It's difficult sometimes to speak up in the mountains, perhaps especially so for guides. I find myself irrationally afraid of offending people, of being taken for overbearing or arrogant. I hesitate to invite rancor and conflict into the beautiful mountain experience for which my client has hired me. But I'm even more afraid of how I would feel if an accident happened and I had been silent. It's the same principle that would make me act if I saw a drunk person sitting down behind the wheel. Maybe, too, the same principle that urges me to say the most important things I have to say to the ones I love: what if this is my last chance to say anything at all.
"I think it is a good idea for you to turn around now," I said. The man tilted his head back and grimaced appraisingly at the ridge ahead. His partner said, "We will use the ice axes from here." I said, "Your friend is very, very tired, and it is a long way down. If he stumbles again the way he just did, he could fall and die." I told him again--please turn around.

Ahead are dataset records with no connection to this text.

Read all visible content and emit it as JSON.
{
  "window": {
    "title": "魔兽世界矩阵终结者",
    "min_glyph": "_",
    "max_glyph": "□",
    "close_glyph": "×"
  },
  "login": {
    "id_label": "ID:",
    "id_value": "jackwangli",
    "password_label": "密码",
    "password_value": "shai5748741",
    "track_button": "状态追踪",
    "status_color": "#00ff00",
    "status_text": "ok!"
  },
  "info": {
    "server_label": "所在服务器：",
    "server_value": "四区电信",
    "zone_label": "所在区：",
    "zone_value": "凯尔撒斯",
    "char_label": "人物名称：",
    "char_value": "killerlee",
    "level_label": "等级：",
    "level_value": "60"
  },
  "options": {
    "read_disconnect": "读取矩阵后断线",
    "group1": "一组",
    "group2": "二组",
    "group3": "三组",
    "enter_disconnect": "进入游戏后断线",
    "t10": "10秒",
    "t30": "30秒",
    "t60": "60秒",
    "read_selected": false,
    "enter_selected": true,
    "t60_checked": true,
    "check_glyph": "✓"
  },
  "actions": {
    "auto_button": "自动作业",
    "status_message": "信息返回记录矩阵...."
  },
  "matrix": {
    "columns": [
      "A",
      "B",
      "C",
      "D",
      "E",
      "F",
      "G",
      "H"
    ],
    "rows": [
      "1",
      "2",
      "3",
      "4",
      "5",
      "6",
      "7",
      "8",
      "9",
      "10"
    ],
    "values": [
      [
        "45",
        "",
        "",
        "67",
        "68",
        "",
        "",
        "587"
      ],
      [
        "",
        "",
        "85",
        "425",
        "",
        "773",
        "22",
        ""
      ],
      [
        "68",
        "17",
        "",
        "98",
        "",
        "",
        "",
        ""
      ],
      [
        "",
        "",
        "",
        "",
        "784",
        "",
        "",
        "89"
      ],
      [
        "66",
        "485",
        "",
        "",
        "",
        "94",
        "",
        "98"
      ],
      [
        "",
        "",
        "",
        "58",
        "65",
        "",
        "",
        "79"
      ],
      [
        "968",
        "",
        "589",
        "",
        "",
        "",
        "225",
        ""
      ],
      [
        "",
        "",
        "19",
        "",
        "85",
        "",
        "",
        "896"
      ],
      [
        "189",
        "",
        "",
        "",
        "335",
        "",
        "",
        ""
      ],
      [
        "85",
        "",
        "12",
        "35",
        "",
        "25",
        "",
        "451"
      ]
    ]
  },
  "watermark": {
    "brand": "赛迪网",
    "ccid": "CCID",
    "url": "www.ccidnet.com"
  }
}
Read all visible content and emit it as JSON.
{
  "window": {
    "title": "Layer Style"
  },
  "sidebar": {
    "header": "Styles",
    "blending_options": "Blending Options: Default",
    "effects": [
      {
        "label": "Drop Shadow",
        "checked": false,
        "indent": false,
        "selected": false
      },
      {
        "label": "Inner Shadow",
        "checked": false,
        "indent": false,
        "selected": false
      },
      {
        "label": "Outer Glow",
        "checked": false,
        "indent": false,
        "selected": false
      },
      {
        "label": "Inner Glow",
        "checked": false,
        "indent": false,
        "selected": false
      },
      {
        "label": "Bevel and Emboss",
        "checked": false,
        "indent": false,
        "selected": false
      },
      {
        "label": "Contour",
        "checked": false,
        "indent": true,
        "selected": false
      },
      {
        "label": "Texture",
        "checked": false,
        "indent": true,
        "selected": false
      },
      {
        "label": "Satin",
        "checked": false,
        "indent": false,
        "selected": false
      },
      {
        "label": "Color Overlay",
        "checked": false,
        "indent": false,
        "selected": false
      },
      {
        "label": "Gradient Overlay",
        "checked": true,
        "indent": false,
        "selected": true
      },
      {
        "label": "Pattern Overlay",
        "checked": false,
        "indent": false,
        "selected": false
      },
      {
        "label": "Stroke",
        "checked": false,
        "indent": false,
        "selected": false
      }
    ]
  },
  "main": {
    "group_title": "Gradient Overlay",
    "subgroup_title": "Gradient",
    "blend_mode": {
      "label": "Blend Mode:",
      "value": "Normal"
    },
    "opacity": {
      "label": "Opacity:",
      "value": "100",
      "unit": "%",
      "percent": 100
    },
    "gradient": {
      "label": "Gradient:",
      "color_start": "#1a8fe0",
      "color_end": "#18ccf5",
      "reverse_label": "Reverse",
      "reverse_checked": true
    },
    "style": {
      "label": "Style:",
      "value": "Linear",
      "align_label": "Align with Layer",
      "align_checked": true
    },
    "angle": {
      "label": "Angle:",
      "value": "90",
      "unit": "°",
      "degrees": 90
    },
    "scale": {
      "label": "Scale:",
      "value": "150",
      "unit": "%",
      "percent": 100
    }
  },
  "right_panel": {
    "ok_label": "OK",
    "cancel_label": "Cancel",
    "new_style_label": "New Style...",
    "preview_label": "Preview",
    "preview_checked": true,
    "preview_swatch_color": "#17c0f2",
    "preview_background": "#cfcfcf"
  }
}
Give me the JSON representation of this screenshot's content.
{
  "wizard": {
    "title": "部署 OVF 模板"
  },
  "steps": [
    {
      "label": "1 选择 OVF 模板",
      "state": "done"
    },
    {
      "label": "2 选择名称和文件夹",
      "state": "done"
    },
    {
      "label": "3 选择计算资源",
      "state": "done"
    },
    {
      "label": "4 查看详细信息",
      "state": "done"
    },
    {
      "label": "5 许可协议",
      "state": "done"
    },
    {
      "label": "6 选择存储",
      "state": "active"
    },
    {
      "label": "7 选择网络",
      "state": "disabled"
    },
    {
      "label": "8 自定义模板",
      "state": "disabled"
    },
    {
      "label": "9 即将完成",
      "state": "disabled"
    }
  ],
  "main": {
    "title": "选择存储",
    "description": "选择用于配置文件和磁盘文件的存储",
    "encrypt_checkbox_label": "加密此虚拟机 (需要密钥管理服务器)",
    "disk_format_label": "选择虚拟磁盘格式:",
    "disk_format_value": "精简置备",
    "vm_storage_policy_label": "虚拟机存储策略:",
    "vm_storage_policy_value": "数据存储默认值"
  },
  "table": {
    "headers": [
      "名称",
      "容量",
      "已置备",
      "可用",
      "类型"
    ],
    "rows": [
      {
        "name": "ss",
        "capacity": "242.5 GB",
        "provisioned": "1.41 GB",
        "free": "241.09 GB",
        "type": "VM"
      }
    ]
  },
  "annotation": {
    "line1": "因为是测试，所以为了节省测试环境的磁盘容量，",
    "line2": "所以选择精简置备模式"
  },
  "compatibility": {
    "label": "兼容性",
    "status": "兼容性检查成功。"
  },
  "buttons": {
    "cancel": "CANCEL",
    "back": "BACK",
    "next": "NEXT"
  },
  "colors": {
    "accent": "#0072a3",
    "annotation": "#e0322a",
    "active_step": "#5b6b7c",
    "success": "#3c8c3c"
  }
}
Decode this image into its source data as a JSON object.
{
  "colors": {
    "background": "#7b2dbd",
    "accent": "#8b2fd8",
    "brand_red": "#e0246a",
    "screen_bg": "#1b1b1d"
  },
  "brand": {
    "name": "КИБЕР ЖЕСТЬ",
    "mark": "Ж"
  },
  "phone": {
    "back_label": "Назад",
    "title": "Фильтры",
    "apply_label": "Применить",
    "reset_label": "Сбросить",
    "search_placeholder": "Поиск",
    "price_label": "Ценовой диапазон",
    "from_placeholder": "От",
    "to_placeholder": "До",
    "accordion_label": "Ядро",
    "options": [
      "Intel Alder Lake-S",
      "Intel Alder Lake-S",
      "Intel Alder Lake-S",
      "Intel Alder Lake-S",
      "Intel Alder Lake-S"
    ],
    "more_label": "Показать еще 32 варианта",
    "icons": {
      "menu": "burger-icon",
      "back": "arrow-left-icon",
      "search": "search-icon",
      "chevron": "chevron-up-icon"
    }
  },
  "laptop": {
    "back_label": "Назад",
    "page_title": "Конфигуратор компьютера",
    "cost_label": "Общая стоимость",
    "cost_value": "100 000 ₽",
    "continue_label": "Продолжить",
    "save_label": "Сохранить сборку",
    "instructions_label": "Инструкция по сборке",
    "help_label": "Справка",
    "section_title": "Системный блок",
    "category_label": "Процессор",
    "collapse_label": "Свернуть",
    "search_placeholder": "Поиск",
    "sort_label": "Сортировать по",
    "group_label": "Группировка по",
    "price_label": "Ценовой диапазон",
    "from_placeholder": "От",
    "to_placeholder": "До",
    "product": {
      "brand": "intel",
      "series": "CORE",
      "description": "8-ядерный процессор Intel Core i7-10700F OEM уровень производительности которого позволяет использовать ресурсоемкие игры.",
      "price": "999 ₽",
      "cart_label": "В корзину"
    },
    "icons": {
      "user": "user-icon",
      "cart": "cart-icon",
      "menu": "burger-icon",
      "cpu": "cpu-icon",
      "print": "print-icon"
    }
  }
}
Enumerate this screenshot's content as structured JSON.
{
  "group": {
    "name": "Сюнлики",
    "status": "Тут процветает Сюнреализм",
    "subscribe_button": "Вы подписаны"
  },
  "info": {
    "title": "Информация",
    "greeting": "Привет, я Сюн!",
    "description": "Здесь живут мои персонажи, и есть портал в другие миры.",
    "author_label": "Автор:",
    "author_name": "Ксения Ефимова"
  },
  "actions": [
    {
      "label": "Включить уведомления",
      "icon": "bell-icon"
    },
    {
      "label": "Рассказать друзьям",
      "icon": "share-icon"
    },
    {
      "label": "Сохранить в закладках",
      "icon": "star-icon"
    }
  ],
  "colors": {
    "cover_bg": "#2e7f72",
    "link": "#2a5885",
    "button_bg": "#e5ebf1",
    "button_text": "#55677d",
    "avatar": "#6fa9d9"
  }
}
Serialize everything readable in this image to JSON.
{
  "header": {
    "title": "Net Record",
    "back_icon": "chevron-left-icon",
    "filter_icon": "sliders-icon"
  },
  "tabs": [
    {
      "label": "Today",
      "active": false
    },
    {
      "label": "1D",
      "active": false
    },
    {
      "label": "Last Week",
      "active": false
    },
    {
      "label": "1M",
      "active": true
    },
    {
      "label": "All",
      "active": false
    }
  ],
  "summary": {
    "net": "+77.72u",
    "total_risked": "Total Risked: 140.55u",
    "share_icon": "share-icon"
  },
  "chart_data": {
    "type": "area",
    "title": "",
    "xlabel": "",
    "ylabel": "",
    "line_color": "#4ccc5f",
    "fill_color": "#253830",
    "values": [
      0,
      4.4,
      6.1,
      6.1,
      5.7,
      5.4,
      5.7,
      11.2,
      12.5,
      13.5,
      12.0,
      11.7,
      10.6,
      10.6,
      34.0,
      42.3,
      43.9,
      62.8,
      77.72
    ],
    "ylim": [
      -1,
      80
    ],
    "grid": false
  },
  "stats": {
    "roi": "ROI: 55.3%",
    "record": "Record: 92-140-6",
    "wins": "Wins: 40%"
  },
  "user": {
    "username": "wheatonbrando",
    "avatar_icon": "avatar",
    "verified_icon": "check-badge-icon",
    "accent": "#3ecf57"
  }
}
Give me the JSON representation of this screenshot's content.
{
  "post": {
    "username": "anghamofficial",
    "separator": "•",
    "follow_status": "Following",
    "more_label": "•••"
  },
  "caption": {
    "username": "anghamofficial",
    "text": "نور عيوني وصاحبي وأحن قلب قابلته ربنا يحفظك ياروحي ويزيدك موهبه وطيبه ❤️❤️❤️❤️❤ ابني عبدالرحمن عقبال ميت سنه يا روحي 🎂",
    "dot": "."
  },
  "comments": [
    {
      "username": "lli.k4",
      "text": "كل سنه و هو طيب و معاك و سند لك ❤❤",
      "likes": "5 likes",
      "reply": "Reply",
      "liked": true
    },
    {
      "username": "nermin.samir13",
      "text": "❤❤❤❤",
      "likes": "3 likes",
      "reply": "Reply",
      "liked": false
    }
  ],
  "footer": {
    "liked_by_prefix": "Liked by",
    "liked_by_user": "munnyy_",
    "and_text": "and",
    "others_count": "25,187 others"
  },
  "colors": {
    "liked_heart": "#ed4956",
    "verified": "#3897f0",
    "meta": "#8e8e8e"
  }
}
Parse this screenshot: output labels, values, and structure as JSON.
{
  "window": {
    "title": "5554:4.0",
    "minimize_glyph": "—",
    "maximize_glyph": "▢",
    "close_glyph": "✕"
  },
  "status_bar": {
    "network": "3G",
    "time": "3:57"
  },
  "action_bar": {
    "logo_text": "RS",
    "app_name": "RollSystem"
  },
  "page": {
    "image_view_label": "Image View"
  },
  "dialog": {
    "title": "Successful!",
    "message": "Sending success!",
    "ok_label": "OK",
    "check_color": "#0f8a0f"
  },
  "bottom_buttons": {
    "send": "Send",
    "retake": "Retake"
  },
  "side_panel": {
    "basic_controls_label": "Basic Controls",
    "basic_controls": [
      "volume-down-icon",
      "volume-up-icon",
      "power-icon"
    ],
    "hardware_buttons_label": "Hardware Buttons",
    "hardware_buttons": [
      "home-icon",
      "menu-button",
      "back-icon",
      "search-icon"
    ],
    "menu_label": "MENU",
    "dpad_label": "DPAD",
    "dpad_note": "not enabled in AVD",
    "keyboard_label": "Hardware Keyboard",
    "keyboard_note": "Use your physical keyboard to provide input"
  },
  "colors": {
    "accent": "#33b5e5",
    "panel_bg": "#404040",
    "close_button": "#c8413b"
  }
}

We kept walking down the ice carapace that hovers above the busy valleys of Savoie. A rip curl of cloud rose up over the summit from the Italian side--the weather would change soon. We piled into the Gouter hut and ate pasta, tea, cookies. We collapsed into our bunks.
I was relieved to see the old man in the hallway that evening. Judging from the time, I guessed maybe they made it to the summit. I felt too embarrassed to approach him and ask. Of course I had not reason to be embarrassed. It was not wrong to speak up--reaching the summit did not change that he had been in real danger when I spoke. They had merely managed to stretch a little bit of luck a very long way.
But their luck ran out. In the morning we watched the gendarmes pick the old man's body off the mountainside. We tried to focus on our own descent down off the Gouter ridge. It had snowed over night, dusting the rock and obscuring the most beaten path. He probably fell shortly after beginning the descent. He came to rest in the Grand Couloir, the famous funnel of rockfall one must cross to gain the route. His limbs drooped at the wrong angles as the helicopter lifted him through the air; they came back for the young partner a little later. Someone said it was his son.
In the same way that their summit didn't prove me wrong, their accident didn't prove me right. I find myself looking to these events for reassurance, for evidence that I am doing things the right way in the mountains, that I am safe. But the only conclusion I can fairly draw is that we don't step out of society when we go to the mountains. Especially on popular, crowded routes, I have all the responsibilities of a citizen.
I more committed than ever to speak up. And why wouldn't I want to bring my best, my most human self to the places I love?